Associate attorneys may have the highest salaries but, in a recent survey, they were rated as having the "least happy" jobs, perhaps because of the long hours and lack of work/life balance.
Greater "balance," however, might not be the answer. According to Wharton Professor Stewart D. Friedman, "A commitment to better 'work/life balance' isn't the solution... A more realistic and more gratifying goal is better integration between work and the rest of life..." As boundaries between work and home continue to blur and work/life balance becomes increasingly elusive, the future lies in integrating career and life in a more seamless, less structured way.
Many industries are embracing this integrated approach, as evidenced by a U.S. Bureau of Labor Statistics report, which found that 35 percent of professionals do all or some of their work at home. For the legal profession, however, the numbers are said to be much less.
Here are several ways to help lawyers achieve work/life integration - and possibly happiness, too:
Technology is a great liberator, freeing lawyers from the office. While lawyers might not be able to perform virtual court appearances, they can deliver advice, lead negotiations and handle settlements, all via video conferencing. Overflowing email inboxes can be inefficient at getting to information quickly. Instead, cloud-based collaboration solutions ease the inevitable knowledge sharing that takes place in any law practice, making exchanges with colleagues convenient at all times. It's also possible to pursue continuing legal education via cloud-based programs, eliminating the need to get on a plane and travel for CLE purposes, which means more time with family.

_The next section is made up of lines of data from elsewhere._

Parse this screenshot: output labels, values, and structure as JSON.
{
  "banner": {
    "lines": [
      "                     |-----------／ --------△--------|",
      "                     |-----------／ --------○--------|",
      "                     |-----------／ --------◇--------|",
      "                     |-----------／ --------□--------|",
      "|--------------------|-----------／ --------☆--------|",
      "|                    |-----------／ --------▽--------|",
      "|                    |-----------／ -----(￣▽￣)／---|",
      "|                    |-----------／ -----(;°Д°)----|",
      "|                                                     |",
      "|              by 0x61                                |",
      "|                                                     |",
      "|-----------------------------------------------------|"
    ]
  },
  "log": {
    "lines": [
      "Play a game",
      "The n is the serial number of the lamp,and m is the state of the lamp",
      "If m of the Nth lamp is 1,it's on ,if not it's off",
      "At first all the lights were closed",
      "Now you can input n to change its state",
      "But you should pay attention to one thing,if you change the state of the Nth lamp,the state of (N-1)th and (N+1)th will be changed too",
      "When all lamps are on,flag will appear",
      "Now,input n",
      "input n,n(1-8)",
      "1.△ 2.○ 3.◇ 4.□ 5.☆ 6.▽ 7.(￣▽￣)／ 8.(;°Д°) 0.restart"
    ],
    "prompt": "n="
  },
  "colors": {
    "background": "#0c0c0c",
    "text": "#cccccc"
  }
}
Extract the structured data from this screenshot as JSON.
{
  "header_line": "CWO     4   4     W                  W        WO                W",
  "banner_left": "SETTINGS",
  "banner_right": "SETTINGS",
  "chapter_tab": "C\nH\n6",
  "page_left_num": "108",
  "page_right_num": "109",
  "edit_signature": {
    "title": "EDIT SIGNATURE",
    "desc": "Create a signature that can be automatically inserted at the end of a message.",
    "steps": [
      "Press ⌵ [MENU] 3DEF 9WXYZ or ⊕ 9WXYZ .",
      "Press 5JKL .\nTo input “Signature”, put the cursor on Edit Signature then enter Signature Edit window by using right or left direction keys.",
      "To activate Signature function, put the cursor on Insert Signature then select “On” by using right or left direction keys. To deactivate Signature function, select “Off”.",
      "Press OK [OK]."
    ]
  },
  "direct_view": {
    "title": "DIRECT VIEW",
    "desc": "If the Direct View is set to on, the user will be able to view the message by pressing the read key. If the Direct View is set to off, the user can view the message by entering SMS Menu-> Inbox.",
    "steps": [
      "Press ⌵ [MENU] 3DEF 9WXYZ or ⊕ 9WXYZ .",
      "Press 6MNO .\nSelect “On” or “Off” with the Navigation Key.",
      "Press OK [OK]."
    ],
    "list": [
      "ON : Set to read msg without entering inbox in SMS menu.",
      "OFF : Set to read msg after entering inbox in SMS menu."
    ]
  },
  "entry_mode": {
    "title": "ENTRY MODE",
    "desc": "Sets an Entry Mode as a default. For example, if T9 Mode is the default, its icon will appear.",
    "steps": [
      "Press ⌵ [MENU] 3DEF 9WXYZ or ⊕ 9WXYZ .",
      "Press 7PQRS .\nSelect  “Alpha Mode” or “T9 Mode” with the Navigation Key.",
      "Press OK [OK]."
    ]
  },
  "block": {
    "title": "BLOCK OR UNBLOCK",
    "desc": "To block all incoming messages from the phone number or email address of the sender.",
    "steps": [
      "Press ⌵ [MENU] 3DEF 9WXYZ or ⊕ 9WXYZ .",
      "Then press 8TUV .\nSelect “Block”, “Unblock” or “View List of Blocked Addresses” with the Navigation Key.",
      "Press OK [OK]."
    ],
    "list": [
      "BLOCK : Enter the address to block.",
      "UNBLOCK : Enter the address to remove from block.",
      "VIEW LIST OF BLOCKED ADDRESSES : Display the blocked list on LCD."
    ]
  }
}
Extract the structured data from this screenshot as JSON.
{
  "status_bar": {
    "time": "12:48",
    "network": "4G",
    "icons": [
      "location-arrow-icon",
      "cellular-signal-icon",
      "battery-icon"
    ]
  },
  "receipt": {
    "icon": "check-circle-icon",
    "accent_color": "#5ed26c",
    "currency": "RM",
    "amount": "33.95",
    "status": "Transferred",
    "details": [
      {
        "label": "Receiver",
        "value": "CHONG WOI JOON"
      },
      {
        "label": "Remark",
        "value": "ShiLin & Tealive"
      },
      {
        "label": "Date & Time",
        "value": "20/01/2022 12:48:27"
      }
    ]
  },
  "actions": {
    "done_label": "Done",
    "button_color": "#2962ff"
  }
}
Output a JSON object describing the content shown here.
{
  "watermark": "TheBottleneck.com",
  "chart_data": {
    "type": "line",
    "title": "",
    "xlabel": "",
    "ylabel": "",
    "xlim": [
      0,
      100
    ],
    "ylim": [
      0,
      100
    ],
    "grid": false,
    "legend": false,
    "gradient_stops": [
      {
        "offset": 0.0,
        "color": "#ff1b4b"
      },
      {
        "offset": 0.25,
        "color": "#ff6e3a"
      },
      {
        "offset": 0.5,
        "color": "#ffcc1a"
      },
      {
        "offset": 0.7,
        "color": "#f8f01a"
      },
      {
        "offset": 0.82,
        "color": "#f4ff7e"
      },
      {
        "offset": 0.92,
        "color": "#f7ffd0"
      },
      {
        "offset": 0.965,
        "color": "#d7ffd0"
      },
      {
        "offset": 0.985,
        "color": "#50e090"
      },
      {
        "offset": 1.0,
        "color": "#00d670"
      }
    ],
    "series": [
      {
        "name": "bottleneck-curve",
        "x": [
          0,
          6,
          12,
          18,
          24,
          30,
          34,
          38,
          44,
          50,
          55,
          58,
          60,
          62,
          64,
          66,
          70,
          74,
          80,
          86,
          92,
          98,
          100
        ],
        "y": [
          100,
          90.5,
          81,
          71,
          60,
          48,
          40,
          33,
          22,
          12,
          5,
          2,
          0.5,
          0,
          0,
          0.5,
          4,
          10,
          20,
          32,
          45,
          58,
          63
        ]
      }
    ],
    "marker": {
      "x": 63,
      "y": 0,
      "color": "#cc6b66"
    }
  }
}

By leveraging technology to work from flexible locations and increase efficiency, lawyers can spend more time on pursuits that bring happiness to other areas of their lives.
Build Virtual Relationships
Law is a relationship-based business. In the past, relationship building was directly related to face time. Now, social media lets you build authentic relationships online, facilitating what would otherwise take many in-person meetings to accomplish.
You can integrate social media for relationship building into daily life. By scheduling time each week to spend on social media, perhaps a half hour every other day, it's manageable and realistic. If that's not possible, consider squeezing some social engagement into pockets of your life in which you have a few spare minutes. For example, at your child's soccer game, take a quick break while the kids are having a snack and post on social media. While waiting in line for your coffee in the morning, check your LinkedIn updates and give a shout out to a colleague who just started a new job. A few such minutes a day can go a long way, allowing you to build strong relationships that can help with professional networking and collaboration, in ways that can be easily integrated into your life.
Consider a Coach
While I have not utilized coaching services, I've played sports all of my life and a great coach can sometimes make all the difference. That's why companies are providing staff returning from maternity or parental leave with coaches to help them develop strategies to better integrate work and life. Coaches may be able to help you with decisions around how to prioritize the demands upon your time and how to set limits to carry out those priorities.
Law firms such as Proskauer Rose, for instance, offer mentorship programs, career coaching and other support services. If your firm offers such perks, take advantage; if not, seek out mentoring from colleagues who have been successful at work/life integration.
Think in Micro-Moments
You don't need vast amounts of time to enjoy activities that bring happiness. Look at time differently and gather those quality moments when you can. As a founder of a tech startup and a law firm, and mother, I literally live my life in minutes. If I find five extra minutes, I see what I can accomplish, personally or professionally. By weaving my work into my life, I'm able to preserve family time and personal time. By leveraging technology and being connected at almost all times, I take advantage of a wide variety of tools to get things done.
Take advantage of the natural ebbs and flows of work, and when "down time" at work affords you some freedom, leverage those moments to do things that bring you personal happiness.
Be Your Authentic Self
People are their happiest when they are being their authentic self. In the image-conscious world we live in and high pressure environments in which lawyers operate, lawyers are often at risk of disconnecting their authentic self from the image they are projecting to clients and colleagues. Doing this, though, leaves us out of balance and that leads to stress. Stay in balance by being true to yourself about your career, your goals, who you are, and what's important to you.
Looking To the Future
Technology continues to improve, and new generations of young lawyers believe it is possible to achieve work/life integration. As the legal industry increasingly moves towards embracing "work/life" integration, surveys of the future just might find the legal profession to be a much happier one.